WHAT NEEDS TO BE DONE → Reproduce the records exactly. Leave the pictures out.

DATA FOR REVIEW →

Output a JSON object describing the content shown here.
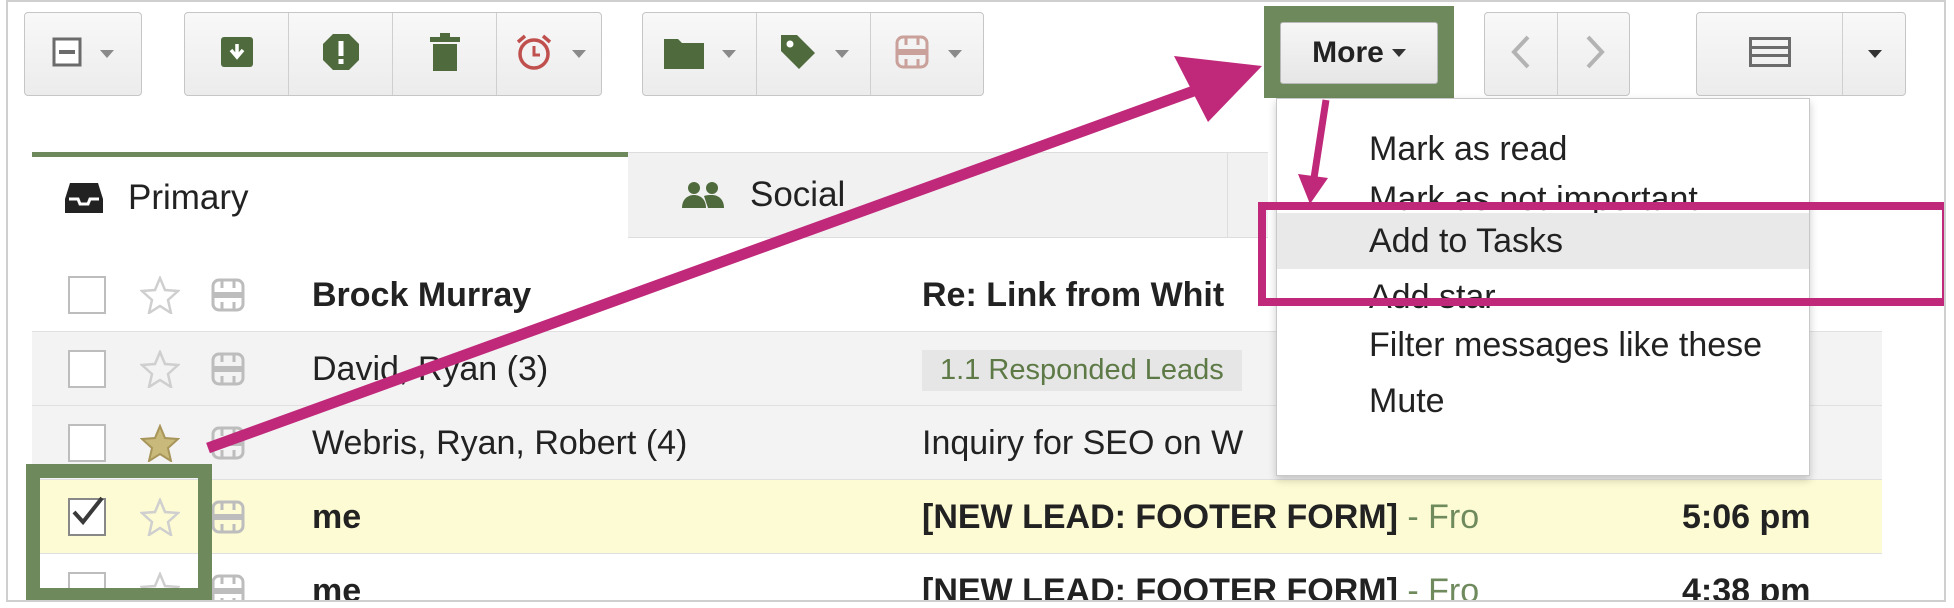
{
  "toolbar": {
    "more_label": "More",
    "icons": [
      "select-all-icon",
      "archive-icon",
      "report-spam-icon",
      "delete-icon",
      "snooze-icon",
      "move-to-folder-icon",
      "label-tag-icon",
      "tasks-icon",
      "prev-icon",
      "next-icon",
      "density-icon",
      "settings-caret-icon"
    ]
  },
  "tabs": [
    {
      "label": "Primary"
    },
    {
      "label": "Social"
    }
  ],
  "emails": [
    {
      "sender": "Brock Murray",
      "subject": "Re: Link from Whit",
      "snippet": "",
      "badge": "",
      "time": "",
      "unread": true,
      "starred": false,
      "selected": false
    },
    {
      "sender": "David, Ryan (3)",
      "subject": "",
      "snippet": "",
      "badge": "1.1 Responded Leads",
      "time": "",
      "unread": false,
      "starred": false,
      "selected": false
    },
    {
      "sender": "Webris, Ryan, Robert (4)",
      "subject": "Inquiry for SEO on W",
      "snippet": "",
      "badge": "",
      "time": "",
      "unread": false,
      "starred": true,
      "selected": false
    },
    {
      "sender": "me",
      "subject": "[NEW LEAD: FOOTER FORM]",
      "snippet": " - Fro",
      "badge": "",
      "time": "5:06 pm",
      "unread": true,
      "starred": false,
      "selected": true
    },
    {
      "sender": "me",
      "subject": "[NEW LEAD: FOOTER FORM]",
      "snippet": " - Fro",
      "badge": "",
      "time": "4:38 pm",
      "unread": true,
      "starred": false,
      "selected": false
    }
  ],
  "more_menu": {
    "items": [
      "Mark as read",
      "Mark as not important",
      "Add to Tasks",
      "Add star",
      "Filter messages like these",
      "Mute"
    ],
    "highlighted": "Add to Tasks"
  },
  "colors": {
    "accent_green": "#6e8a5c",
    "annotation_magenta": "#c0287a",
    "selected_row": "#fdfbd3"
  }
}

WRITTEN ANSWER →
Output a JSON object describing the content shown here.
{
  "toolbar": {
    "more_label": "More",
    "icons": [
      "select-all-icon",
      "archive-icon",
      "report-spam-icon",
      "delete-icon",
      "snooze-icon",
      "move-to-folder-icon",
      "label-tag-icon",
      "tasks-icon",
      "prev-icon",
      "next-icon",
      "density-icon",
      "settings-caret-icon"
    ]
  },
  "tabs": [
    {
      "label": "Primary"
    },
    {
      "label": "Social"
    }
  ],
  "emails": [
    {
      "sender": "Brock Murray",
      "subject": "Re: Link from Whit",
      "snippet": "",
      "badge": "",
      "time": "",
      "unread": true,
      "starred": false,
      "selected": false
    },
    {
      "sender": "David, Ryan (3)",
      "subject": "",
      "snippet": "",
      "badge": "1.1 Responded Leads",
      "time": "",
      "unread": false,
      "starred": false,
      "selected": false
    },
    {
      "sender": "Webris, Ryan, Robert (4)",
      "subject": "Inquiry for SEO on W",
      "snippet": "",
      "badge": "",
      "time": "",
      "unread": false,
      "starred": true,
      "selected": false
    },
    {
      "sender": "me",
      "subject": "[NEW LEAD: FOOTER FORM]",
      "snippet": " - Fro",
      "badge": "",
      "time": "5:06 pm",
      "unread": true,
      "starred": false,
      "selected": true
    },
    {
      "sender": "me",
      "subject": "[NEW LEAD: FOOTER FORM]",
      "snippet": " - Fro",
      "badge": "",
      "time": "4:38 pm",
      "unread": true,
      "starred": false,
      "selected": false
    }
  ],
  "more_menu": {
    "items": [
      "Mark as read",
      "Mark as not important",
      "Add to Tasks",
      "Add star",
      "Filter messages like these",
      "Mute"
    ],
    "highlighted": "Add to Tasks"
  },
  "colors": {
    "accent_green": "#6e8a5c",
    "annotation_magenta": "#c0287a",
    "selected_row": "#fdfbd3"
  }
}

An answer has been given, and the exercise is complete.